App and web page records:
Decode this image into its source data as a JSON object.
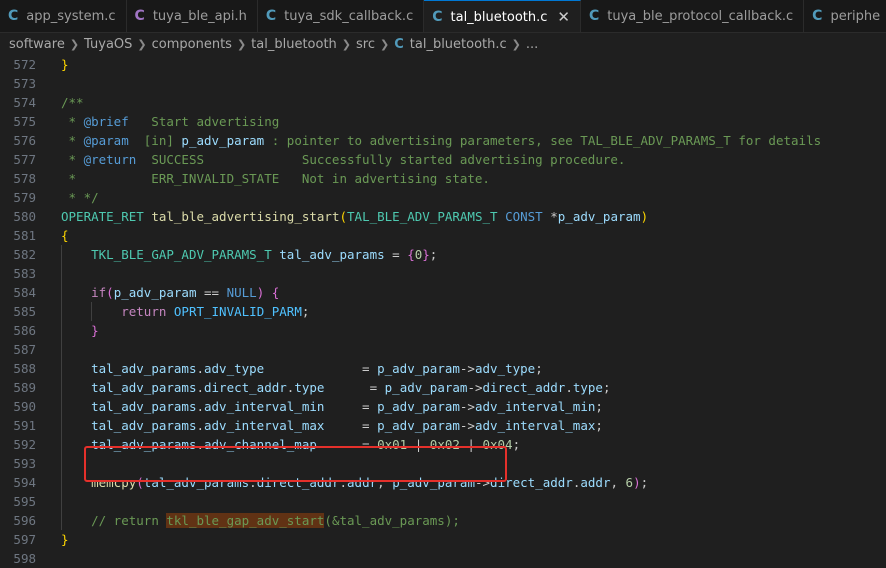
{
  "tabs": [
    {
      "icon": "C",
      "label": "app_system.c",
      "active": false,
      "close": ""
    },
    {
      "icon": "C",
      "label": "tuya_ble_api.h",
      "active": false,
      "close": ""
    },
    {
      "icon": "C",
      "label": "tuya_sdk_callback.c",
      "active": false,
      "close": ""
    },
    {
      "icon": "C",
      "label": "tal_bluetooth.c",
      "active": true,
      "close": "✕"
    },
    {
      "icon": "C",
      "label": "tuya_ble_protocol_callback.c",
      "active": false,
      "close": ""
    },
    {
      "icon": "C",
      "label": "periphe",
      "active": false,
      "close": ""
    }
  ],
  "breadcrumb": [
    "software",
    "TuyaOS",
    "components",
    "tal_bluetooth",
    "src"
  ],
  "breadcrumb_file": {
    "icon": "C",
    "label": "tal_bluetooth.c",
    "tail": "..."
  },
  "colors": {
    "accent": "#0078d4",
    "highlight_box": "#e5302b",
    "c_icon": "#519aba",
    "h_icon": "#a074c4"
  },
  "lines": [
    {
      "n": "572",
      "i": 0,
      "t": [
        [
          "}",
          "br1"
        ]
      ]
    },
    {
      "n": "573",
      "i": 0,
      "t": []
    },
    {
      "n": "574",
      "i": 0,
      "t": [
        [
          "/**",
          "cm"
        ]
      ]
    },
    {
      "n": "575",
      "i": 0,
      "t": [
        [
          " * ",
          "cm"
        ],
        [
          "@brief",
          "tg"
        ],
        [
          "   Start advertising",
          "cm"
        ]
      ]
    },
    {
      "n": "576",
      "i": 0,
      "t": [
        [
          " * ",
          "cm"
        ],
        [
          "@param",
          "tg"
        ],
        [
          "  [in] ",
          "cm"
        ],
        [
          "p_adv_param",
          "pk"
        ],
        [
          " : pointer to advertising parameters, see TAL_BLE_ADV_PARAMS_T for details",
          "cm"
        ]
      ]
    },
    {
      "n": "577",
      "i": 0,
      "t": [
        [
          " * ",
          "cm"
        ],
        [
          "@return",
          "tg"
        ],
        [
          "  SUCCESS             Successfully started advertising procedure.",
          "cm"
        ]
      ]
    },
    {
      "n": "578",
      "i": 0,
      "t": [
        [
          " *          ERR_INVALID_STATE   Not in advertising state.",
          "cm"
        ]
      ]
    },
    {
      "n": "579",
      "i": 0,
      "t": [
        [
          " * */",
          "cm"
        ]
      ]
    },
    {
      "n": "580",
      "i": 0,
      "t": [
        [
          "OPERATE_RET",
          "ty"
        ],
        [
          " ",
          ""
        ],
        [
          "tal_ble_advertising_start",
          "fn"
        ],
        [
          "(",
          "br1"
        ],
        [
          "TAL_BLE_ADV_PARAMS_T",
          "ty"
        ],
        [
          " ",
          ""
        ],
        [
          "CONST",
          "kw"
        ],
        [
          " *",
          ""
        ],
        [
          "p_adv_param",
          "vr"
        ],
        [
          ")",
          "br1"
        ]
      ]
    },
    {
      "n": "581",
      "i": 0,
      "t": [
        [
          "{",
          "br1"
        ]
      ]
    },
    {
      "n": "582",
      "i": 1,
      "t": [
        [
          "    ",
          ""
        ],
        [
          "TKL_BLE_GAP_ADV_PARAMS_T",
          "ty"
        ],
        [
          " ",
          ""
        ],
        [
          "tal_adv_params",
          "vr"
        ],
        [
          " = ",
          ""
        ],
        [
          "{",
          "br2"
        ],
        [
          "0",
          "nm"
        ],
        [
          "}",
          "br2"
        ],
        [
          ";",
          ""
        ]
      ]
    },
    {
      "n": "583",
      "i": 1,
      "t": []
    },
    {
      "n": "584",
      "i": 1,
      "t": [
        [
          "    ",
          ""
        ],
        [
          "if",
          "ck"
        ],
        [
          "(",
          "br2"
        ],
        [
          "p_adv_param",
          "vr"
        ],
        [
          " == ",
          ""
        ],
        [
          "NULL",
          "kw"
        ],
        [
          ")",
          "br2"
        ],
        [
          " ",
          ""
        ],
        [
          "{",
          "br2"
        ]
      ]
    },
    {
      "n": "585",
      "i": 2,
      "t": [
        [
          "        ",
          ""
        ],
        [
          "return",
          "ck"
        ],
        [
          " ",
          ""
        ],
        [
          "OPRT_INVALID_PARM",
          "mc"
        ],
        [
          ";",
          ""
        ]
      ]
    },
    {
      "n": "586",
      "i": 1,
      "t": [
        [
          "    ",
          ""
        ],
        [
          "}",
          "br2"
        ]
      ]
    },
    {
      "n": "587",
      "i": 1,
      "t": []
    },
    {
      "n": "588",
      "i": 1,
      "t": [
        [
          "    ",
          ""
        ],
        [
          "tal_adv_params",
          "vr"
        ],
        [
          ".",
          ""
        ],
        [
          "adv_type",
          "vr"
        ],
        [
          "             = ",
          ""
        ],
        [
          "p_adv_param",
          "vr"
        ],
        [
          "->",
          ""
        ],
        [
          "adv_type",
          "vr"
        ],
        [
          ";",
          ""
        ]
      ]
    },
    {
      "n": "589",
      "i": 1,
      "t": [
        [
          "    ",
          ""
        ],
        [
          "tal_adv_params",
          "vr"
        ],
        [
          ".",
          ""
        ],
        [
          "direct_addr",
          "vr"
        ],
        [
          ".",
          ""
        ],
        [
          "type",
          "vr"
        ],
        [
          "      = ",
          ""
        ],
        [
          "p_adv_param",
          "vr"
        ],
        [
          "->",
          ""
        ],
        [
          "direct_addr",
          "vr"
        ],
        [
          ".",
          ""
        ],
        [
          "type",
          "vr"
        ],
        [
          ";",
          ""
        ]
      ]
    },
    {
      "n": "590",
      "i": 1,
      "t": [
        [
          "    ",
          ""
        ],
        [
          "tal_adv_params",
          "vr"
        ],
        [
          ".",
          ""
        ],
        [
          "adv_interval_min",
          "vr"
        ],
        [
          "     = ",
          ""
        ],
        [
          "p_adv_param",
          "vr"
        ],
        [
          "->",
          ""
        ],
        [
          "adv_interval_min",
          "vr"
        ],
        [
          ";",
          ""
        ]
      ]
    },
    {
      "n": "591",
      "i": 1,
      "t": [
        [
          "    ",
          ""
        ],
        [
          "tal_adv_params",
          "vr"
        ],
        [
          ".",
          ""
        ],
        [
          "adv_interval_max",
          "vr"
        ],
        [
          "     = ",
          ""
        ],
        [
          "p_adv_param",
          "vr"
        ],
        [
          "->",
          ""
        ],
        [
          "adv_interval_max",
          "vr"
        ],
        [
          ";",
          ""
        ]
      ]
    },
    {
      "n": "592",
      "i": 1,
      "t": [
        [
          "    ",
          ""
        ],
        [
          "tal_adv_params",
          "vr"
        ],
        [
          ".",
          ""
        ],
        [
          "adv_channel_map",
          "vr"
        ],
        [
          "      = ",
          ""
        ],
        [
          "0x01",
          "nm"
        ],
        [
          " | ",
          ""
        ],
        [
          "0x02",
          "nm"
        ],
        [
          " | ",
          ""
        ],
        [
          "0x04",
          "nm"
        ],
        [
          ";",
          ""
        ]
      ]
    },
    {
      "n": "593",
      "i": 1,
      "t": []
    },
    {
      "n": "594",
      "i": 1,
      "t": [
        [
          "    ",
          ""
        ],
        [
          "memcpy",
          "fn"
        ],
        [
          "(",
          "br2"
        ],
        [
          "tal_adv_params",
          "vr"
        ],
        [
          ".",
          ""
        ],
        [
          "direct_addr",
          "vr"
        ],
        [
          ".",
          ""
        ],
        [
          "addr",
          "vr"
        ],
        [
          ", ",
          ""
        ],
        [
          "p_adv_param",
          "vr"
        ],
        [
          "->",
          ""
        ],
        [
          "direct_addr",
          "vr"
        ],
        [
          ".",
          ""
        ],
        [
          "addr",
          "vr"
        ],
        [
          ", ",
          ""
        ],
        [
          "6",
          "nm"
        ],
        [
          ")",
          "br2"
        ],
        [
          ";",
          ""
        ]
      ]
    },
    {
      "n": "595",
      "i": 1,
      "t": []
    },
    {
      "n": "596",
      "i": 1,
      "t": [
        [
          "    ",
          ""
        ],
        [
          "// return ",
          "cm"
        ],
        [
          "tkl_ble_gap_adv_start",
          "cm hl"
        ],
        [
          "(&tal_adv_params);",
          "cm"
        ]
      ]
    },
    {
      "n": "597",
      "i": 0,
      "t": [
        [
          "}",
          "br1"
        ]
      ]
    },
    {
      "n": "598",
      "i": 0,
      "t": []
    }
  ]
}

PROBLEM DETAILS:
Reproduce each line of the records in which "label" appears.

SOLUTION TO THIS EXERCISE:
      "label": "app_system.c",
      "label": "tuya_ble_api.h",
      "label": "tuya_sdk_callback.c",
      "label": "tal_bluetooth.c",
      "label": "tuya_ble_protocol_callback.c",
      "label": "periphe",
    "label": "tal_bluetooth.c",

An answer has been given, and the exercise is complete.